What Akasanjaku beans lack in length, they make up for in flavor. Their sweet taste makes the perfect side for roasted chicken. Or, get out your wok and create Sichuan dry fried green beans with this delicious variety.

Purple Mart Tsu In Beans

The purple mart tsu bean has an interesting quirk that can only be discovered while cooking. The beans start out dark purple and turn to black as they’re heated. It’s a sure way to get the kids interested in eating their veggies!

The 20-inch bean pods mature in early summer and will add a variety of color to your garden.

You Fong Wong Beans

You fong wong beans are another variety of yard long beans known for their remarkable length. The pods grow up to 30 inches long, so you don’t need very many to feed your family.

The slender pods have thick skin, which makes this variety a top contender for storage. Store your freshly picked beans in the crisper drawer of your refrigerator, and you’ll have fresh beans for days.

Oriental Yard Long Beans
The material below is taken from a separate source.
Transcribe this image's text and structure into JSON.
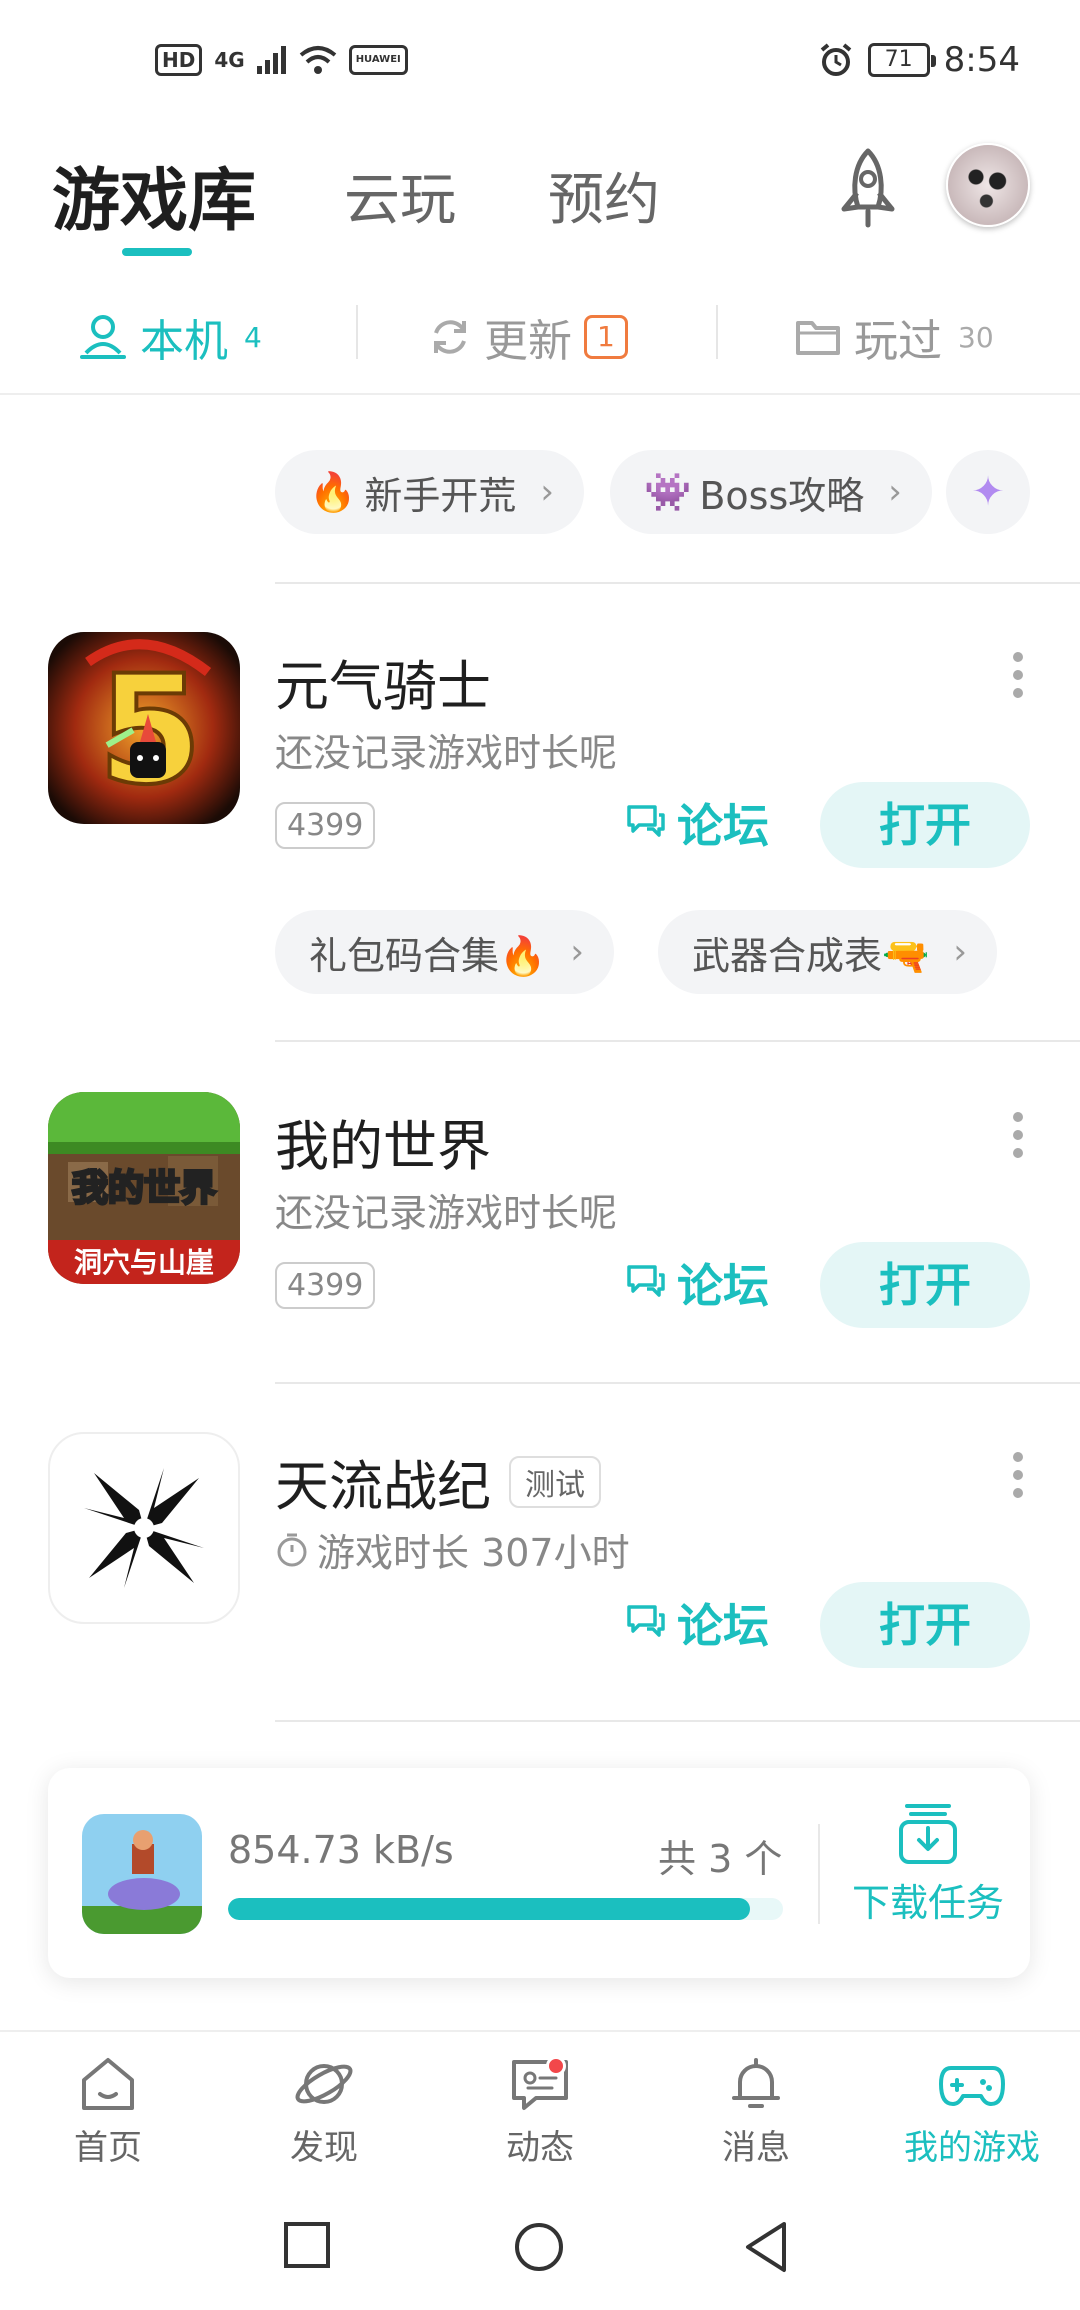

Oriental yard long beans are a crowd favorite for True Leaf Market, where you can purchase a variety of yard long bean seeds. What makes them so special? They grow almost anywhere, being hardy in USDA zones 3 through 9.

With good support and sufficient watering, these beans will take off. The pods reach anywhere from two to three feet long.

Cut them up in two-inch sections, and sauté them in the place of green beans for a tasty side.

Dark Green Beans

Dark green beans are a crisp variety that you’ll find yourself substituting for snap peas. The dark green pods reach up to 20 inches in length, containing reddish-brown seeds within.

This is a late-season variety, so plant them to cap off the growing season right.

Try Yard Long Beans in Your Garden or Kitchen!

Are you ready to try your hand at growing one of these yard long bean varieties? No matter which one you choose, rest assured that you’ll be glad you have access to this fresh ingredient. From stir-fry to roasted sheet pan meals, these beans carry their weight in the kitchen.

Pork and yard long bean stir fry.

Are you aware of all the different types of beans you can grow? Get to know this garden workhorse by visiting our Bean Plants page for more blog posts and guides.